*** Opening of Given entries ***

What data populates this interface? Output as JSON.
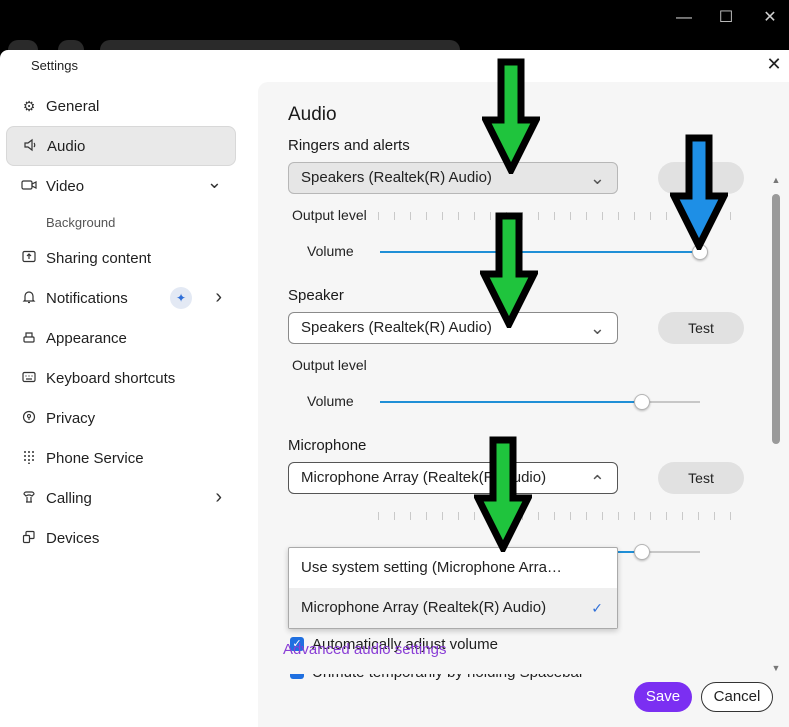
{
  "window": {
    "title": "Settings",
    "close_glyph": "✕",
    "os_controls": [
      "—",
      "☐",
      "✕"
    ]
  },
  "nav": {
    "items": [
      {
        "label": "General",
        "icon": "gear-icon",
        "glyph": "⚙"
      },
      {
        "label": "Audio",
        "icon": "speaker-icon",
        "glyph": "🔈",
        "active": true
      },
      {
        "label": "Video",
        "icon": "video-icon",
        "glyph": "▭",
        "chevron": "⌄"
      },
      {
        "label": "Sharing content",
        "icon": "share-icon",
        "glyph": "⇪"
      },
      {
        "label": "Notifications",
        "icon": "bell-icon",
        "glyph": "🔔",
        "chevron": "›"
      },
      {
        "label": "Appearance",
        "icon": "appearance-icon",
        "glyph": "⌨"
      },
      {
        "label": "Keyboard shortcuts",
        "icon": "keyboard-icon",
        "glyph": "⌨"
      },
      {
        "label": "Privacy",
        "icon": "privacy-icon",
        "glyph": "Ⓑ"
      },
      {
        "label": "Phone Service",
        "icon": "dialpad-icon",
        "glyph": "⁞"
      },
      {
        "label": "Calling",
        "icon": "phone-icon",
        "glyph": "☏",
        "chevron": "›"
      },
      {
        "label": "Devices",
        "icon": "devices-icon",
        "glyph": "⧉"
      }
    ],
    "video_sub": "Background",
    "sparkle": "✦"
  },
  "audio": {
    "title": "Audio",
    "ringers": {
      "title": "Ringers and alerts",
      "device": "Speakers (Realtek(R) Audio)",
      "chevron": "⌄",
      "output_label": "Output level",
      "volume_label": "Volume",
      "volume": 1.0,
      "test_label": "Test"
    },
    "speaker": {
      "title": "Speaker",
      "device": "Speakers (Realtek(R) Audio)",
      "chevron": "⌄",
      "test_label": "Test",
      "output_label": "Output level",
      "volume_label": "Volume",
      "volume": 0.82
    },
    "microphone": {
      "title": "Microphone",
      "device": "Microphone Array (Realtek(R) Audio)",
      "chevron": "⌃",
      "test_label": "Test",
      "menu": [
        {
          "label": "Use system setting (Microphone Arra…",
          "selected": false
        },
        {
          "label": "Microphone Array (Realtek(R) Audio)",
          "selected": true
        }
      ],
      "check_glyph": "✓",
      "volume": 0.82
    },
    "checkboxes": [
      {
        "label": "Automatically adjust volume",
        "checked": true
      },
      {
        "label": "Unmute temporarily by holding Spacebar",
        "checked": true
      }
    ],
    "check_glyph": "✓",
    "advanced_link": "Advanced audio settings"
  },
  "footer": {
    "save": "Save",
    "cancel": "Cancel"
  },
  "colors": {
    "accent": "#7b2ff2",
    "slider_fill": "#1f8fd6",
    "link": "#8a3ed6",
    "annotation_green": "#1fc43d",
    "annotation_blue": "#1e8fe6"
  }
}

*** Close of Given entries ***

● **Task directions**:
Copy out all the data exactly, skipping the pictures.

● **Solution for this exercise**:
What data populates this interface? Output as JSON.
{
  "window": {
    "title": "Settings",
    "close_glyph": "✕",
    "os_controls": [
      "—",
      "☐",
      "✕"
    ]
  },
  "nav": {
    "items": [
      {
        "label": "General",
        "icon": "gear-icon",
        "glyph": "⚙"
      },
      {
        "label": "Audio",
        "icon": "speaker-icon",
        "glyph": "🔈",
        "active": true
      },
      {
        "label": "Video",
        "icon": "video-icon",
        "glyph": "▭",
        "chevron": "⌄"
      },
      {
        "label": "Sharing content",
        "icon": "share-icon",
        "glyph": "⇪"
      },
      {
        "label": "Notifications",
        "icon": "bell-icon",
        "glyph": "🔔",
        "chevron": "›"
      },
      {
        "label": "Appearance",
        "icon": "appearance-icon",
        "glyph": "⌨"
      },
      {
        "label": "Keyboard shortcuts",
        "icon": "keyboard-icon",
        "glyph": "⌨"
      },
      {
        "label": "Privacy",
        "icon": "privacy-icon",
        "glyph": "Ⓑ"
      },
      {
        "label": "Phone Service",
        "icon": "dialpad-icon",
        "glyph": "⁞"
      },
      {
        "label": "Calling",
        "icon": "phone-icon",
        "glyph": "☏",
        "chevron": "›"
      },
      {
        "label": "Devices",
        "icon": "devices-icon",
        "glyph": "⧉"
      }
    ],
    "video_sub": "Background",
    "sparkle": "✦"
  },
  "audio": {
    "title": "Audio",
    "ringers": {
      "title": "Ringers and alerts",
      "device": "Speakers (Realtek(R) Audio)",
      "chevron": "⌄",
      "output_label": "Output level",
      "volume_label": "Volume",
      "volume": 1.0,
      "test_label": "Test"
    },
    "speaker": {
      "title": "Speaker",
      "device": "Speakers (Realtek(R) Audio)",
      "chevron": "⌄",
      "test_label": "Test",
      "output_label": "Output level",
      "volume_label": "Volume",
      "volume": 0.82
    },
    "microphone": {
      "title": "Microphone",
      "device": "Microphone Array (Realtek(R) Audio)",
      "chevron": "⌃",
      "test_label": "Test",
      "menu": [
        {
          "label": "Use system setting (Microphone Arra…",
          "selected": false
        },
        {
          "label": "Microphone Array (Realtek(R) Audio)",
          "selected": true
        }
      ],
      "check_glyph": "✓",
      "volume": 0.82
    },
    "checkboxes": [
      {
        "label": "Automatically adjust volume",
        "checked": true
      },
      {
        "label": "Unmute temporarily by holding Spacebar",
        "checked": true
      }
    ],
    "check_glyph": "✓",
    "advanced_link": "Advanced audio settings"
  },
  "footer": {
    "save": "Save",
    "cancel": "Cancel"
  },
  "colors": {
    "accent": "#7b2ff2",
    "slider_fill": "#1f8fd6",
    "link": "#8a3ed6",
    "annotation_green": "#1fc43d",
    "annotation_blue": "#1e8fe6"
  }
}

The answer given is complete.